Note that this doesn't mean Minecraft won't run on Windows 8. The certification process in question is Microsoft's mandatory rules for submitting content to the Windows game store. In order to be listed there, an application must be Metro-compatible and conform to a laundry list of other conditions. Notch's refusal means that the game won't be available via the Windows storefront -- you'll still be able to download and play it, provided you own an x86 PC. Since Win RT owners can't download or run apps outside Microsoft's walled garden, there's no chance of an ARM-compatible version.
Notch's complaints are an example of how Microsoft's current approach to application management in Windows 8 has fundamentally struck the wrong balance -- but they also obscure what we think the core issue is.

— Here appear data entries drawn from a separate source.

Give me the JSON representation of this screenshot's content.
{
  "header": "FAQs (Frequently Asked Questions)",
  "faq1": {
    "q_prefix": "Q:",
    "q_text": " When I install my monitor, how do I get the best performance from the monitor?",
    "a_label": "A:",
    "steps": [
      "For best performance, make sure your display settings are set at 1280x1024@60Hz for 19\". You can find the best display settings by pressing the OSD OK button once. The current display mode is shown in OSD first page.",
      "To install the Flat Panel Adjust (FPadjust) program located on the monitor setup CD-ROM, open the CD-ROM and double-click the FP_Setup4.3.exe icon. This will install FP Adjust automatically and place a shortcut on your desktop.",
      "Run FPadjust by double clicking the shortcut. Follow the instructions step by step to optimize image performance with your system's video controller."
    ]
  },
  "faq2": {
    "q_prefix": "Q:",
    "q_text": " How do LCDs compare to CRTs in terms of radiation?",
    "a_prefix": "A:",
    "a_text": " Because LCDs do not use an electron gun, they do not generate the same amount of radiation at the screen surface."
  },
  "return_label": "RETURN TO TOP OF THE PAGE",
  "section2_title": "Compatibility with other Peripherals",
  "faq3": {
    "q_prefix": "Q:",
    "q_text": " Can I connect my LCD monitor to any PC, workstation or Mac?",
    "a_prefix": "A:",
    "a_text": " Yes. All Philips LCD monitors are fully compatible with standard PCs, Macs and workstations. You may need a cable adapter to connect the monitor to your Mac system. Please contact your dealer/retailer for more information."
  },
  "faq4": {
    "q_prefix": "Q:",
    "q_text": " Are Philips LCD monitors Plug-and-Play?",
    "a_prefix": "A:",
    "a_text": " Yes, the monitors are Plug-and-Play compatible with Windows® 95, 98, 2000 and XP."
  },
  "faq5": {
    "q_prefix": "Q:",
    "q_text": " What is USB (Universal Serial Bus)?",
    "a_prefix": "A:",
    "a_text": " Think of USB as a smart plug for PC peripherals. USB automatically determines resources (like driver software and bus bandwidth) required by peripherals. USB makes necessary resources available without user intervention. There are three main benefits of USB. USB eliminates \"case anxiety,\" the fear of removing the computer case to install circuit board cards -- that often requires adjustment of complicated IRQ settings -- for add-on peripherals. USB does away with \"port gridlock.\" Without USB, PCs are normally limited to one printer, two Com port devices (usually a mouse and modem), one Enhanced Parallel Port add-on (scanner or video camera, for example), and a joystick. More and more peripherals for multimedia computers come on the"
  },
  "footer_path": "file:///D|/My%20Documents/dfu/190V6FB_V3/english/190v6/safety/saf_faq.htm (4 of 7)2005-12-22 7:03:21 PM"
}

The App Store Isn't Inherently A Problem
There's nothing unethical or immoral about the App Store model in Windows 8, iOS, or Android. In each case, the governing company has established a set of ground rules and expectations. This benefits consumers, who have access to a one-stop location for a vast range of software which has been pre-checked for viruses, scams, and other problems. These security checks aren't perfect, and badware can slip through, but there's a valid tradeoff between the additional security and the rules of the road according to Apple/MS/Google.
The real problem with Windows 8 is that it locks ARM users into a second class experience. If you buy an x86 tablet, you can download programs from Sourceforge, Github, or any file mirror of your choice. If you're an ARM user, you can download programs from the Microsoft store.
And that's a problem. It doesn't matter if "other tablets" enforce similar restrictions; Microsoft and Intel have put a great deal of effort into selling Windows as the OS that gives you the benefits of Windows in a new form factor. Microsoft has decided to sharply curtail user freedom by hardware type without distinguishing the brand in any great degree. That leaves consumers forced to choose between a device with PC-like freedom to download and install software and a cheaper device that doesn't. Suddenly, software freedom is something you can only have if you're willing to pay $100-$200 more for it.
Microsoft has argued that this sort of strategy allows them to offer a better user experience. Claptrap. Windows' permission system has been refined for decades; the existing framework draws clear delineations between safe and unsafe actions. Here's just one example:
By default, certain key files and folders are hidden, as are protected OS files. To see them, you have to go to "Tools," "Folder Options," and then select the "View" tab. Uncheck the box for "Hide Protected operating system files," and the system presents the following:
You've been warned -- muck with these files at your own risk. If WinRT included an equivalent setting, like an option to download/install unverified code, this wouldn't be a problem. Microsoft wants to establish a monopoly on Windows 8 devices, so it doesn't. The PC platform, however, isn't the problem. The App Store isn't inherently the problem. The bifurcated permission structure is the problem, and it makes WinRT tablets categorically impossible to recommend for anyone who values the ability to install whatever software they please.